▶ **Record set**:

● ● ● ● ● ● ●

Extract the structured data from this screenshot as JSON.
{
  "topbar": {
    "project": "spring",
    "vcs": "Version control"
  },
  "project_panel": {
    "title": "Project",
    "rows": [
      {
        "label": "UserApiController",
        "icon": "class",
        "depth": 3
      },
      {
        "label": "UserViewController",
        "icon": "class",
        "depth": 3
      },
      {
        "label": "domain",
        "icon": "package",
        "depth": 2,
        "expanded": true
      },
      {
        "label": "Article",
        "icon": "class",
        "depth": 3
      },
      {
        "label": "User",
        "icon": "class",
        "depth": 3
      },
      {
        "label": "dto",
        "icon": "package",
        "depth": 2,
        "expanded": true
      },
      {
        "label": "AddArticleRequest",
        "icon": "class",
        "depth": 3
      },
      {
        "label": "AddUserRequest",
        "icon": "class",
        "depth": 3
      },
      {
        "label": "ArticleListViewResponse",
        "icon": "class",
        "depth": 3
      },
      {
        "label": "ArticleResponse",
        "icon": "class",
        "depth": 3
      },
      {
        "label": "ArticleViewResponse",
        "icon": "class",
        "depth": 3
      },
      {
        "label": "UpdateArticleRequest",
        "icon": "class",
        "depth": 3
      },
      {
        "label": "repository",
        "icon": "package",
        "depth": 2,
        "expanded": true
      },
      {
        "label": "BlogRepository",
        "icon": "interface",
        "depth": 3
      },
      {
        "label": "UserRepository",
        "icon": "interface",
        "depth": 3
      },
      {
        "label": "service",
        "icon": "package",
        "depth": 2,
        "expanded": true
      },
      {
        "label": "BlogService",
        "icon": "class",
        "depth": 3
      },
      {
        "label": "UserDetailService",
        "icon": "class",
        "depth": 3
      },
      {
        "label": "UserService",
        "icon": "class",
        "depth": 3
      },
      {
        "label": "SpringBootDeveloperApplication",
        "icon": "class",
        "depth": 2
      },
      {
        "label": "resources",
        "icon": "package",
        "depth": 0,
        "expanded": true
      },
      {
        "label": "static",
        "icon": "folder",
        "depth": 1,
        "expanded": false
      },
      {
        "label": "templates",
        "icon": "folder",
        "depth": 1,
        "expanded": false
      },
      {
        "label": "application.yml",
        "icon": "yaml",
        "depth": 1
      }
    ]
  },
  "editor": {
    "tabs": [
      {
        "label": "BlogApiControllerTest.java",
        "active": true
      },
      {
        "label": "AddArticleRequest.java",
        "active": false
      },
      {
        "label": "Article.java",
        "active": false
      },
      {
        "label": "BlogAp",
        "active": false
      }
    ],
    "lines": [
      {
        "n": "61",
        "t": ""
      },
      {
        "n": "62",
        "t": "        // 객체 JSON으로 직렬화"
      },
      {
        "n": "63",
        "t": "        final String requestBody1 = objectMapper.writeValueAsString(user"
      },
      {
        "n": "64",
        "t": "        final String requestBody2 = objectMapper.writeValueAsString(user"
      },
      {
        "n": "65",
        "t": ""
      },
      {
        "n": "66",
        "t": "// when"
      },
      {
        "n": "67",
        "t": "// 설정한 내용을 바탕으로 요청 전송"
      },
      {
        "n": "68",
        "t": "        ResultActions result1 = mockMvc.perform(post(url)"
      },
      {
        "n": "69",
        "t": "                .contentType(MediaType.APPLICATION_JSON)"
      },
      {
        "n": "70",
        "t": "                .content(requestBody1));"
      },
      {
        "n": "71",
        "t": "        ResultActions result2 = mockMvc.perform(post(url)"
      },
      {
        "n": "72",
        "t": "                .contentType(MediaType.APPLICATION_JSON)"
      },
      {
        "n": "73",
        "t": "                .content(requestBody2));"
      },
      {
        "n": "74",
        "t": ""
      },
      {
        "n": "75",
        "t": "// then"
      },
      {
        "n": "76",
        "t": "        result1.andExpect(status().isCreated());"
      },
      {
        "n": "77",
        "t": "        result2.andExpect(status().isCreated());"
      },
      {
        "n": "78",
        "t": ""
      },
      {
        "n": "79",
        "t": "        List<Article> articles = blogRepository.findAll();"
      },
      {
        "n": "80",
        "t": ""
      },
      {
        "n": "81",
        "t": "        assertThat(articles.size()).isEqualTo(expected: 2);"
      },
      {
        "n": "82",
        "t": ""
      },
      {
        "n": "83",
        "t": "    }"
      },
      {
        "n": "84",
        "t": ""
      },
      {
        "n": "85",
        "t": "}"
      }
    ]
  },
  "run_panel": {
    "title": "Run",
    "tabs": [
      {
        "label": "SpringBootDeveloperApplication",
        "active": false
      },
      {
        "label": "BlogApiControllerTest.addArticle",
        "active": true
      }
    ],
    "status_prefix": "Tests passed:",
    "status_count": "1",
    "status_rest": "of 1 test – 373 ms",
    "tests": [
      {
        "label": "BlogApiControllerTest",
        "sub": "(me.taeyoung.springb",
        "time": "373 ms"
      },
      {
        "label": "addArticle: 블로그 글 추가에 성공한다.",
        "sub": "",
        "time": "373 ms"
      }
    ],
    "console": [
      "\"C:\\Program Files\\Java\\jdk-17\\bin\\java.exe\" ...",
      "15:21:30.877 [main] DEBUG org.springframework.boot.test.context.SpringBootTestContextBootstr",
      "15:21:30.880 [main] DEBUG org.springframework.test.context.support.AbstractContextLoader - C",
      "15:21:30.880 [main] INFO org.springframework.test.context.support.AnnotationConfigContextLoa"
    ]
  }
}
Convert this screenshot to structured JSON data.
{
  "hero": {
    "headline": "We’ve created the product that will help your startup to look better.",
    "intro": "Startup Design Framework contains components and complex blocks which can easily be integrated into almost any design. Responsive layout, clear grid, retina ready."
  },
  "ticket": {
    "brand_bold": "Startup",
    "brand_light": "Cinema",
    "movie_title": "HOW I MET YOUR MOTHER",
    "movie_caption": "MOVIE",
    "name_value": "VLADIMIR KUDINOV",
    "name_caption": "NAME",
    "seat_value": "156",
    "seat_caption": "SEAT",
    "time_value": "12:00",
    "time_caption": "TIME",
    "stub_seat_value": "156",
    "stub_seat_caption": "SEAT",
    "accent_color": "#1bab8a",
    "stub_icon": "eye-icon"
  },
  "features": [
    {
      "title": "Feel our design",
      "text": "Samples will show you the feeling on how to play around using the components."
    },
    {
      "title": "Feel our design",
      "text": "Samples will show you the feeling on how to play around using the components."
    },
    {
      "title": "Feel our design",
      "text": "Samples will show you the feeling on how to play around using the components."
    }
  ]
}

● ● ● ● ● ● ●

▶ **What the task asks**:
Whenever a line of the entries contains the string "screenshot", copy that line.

▶ **Response**:
Extract the structured data from this screenshot as JSON.
Convert this screenshot to structured JSON data.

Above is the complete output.